» The problem: Make an exact copy of the listing below. Pictures stay out of it.

» Dataset entries:

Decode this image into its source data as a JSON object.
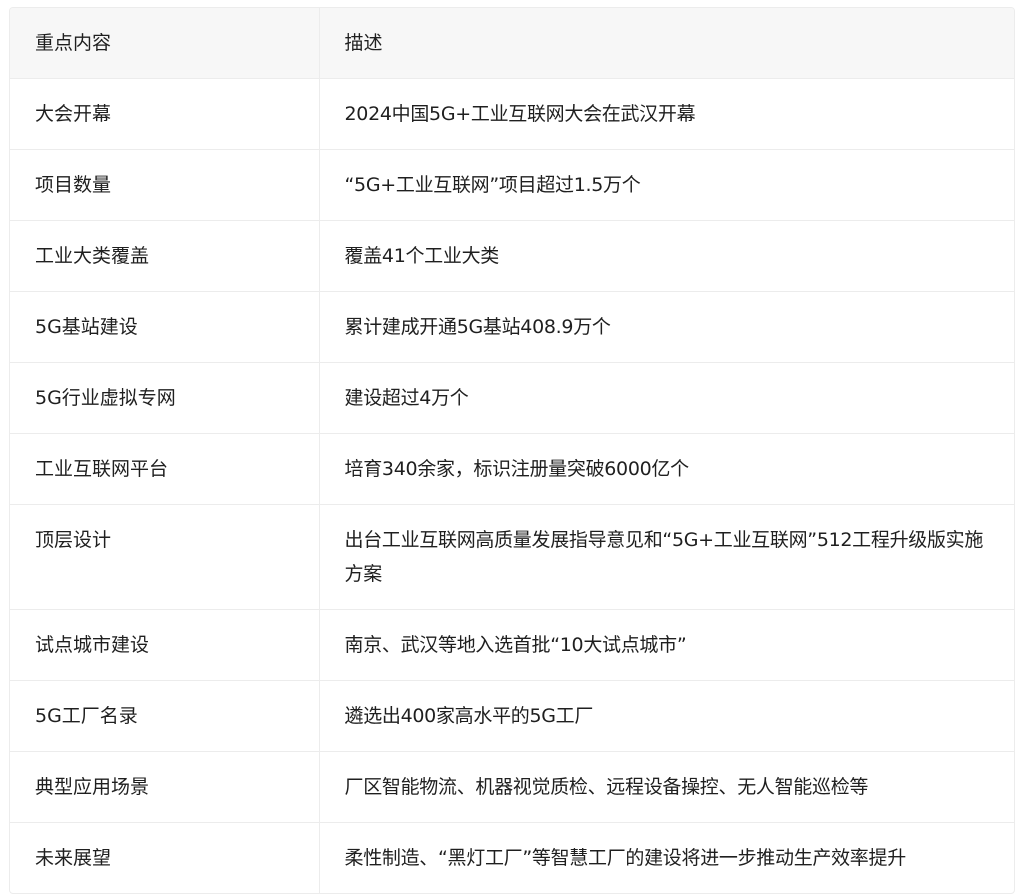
{
  "table": {
    "headers": [
      "重点内容",
      "描述"
    ],
    "rows": [
      {
        "key": "大会开幕",
        "desc": "2024中国5G+工业互联网大会在武汉开幕"
      },
      {
        "key": "项目数量",
        "desc": "“5G+工业互联网”项目超过1.5万个"
      },
      {
        "key": "工业大类覆盖",
        "desc": "覆盖41个工业大类"
      },
      {
        "key": "5G基站建设",
        "desc": "累计建成开通5G基站408.9万个"
      },
      {
        "key": "5G行业虚拟专网",
        "desc": "建设超过4万个"
      },
      {
        "key": "工业互联网平台",
        "desc": "培育340余家，标识注册量突破6000亿个"
      },
      {
        "key": "顶层设计",
        "desc": "出台工业互联网高质量发展指导意见和“5G+工业互联网”512工程升级版实施方案"
      },
      {
        "key": "试点城市建设",
        "desc": "南京、武汉等地入选首批“10大试点城市”"
      },
      {
        "key": "5G工厂名录",
        "desc": "遴选出400家高水平的5G工厂"
      },
      {
        "key": "典型应用场景",
        "desc": "厂区智能物流、机器视觉质检、远程设备操控、无人智能巡检等"
      },
      {
        "key": "未来展望",
        "desc": "柔性制造、“黑灯工厂”等智慧工厂的建设将进一步推动生产效率提升"
      }
    ]
  }
}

» Result:
Decode this image into its source data as a JSON object.
{
  "table": {
    "headers": [
      "重点内容",
      "描述"
    ],
    "rows": [
      {
        "key": "大会开幕",
        "desc": "2024中国5G+工业互联网大会在武汉开幕"
      },
      {
        "key": "项目数量",
        "desc": "“5G+工业互联网”项目超过1.5万个"
      },
      {
        "key": "工业大类覆盖",
        "desc": "覆盖41个工业大类"
      },
      {
        "key": "5G基站建设",
        "desc": "累计建成开通5G基站408.9万个"
      },
      {
        "key": "5G行业虚拟专网",
        "desc": "建设超过4万个"
      },
      {
        "key": "工业互联网平台",
        "desc": "培育340余家，标识注册量突破6000亿个"
      },
      {
        "key": "顶层设计",
        "desc": "出台工业互联网高质量发展指导意见和“5G+工业互联网”512工程升级版实施方案"
      },
      {
        "key": "试点城市建设",
        "desc": "南京、武汉等地入选首批“10大试点城市”"
      },
      {
        "key": "5G工厂名录",
        "desc": "遴选出400家高水平的5G工厂"
      },
      {
        "key": "典型应用场景",
        "desc": "厂区智能物流、机器视觉质检、远程设备操控、无人智能巡检等"
      },
      {
        "key": "未来展望",
        "desc": "柔性制造、“黑灯工厂”等智慧工厂的建设将进一步推动生产效率提升"
      }
    ]
  }
}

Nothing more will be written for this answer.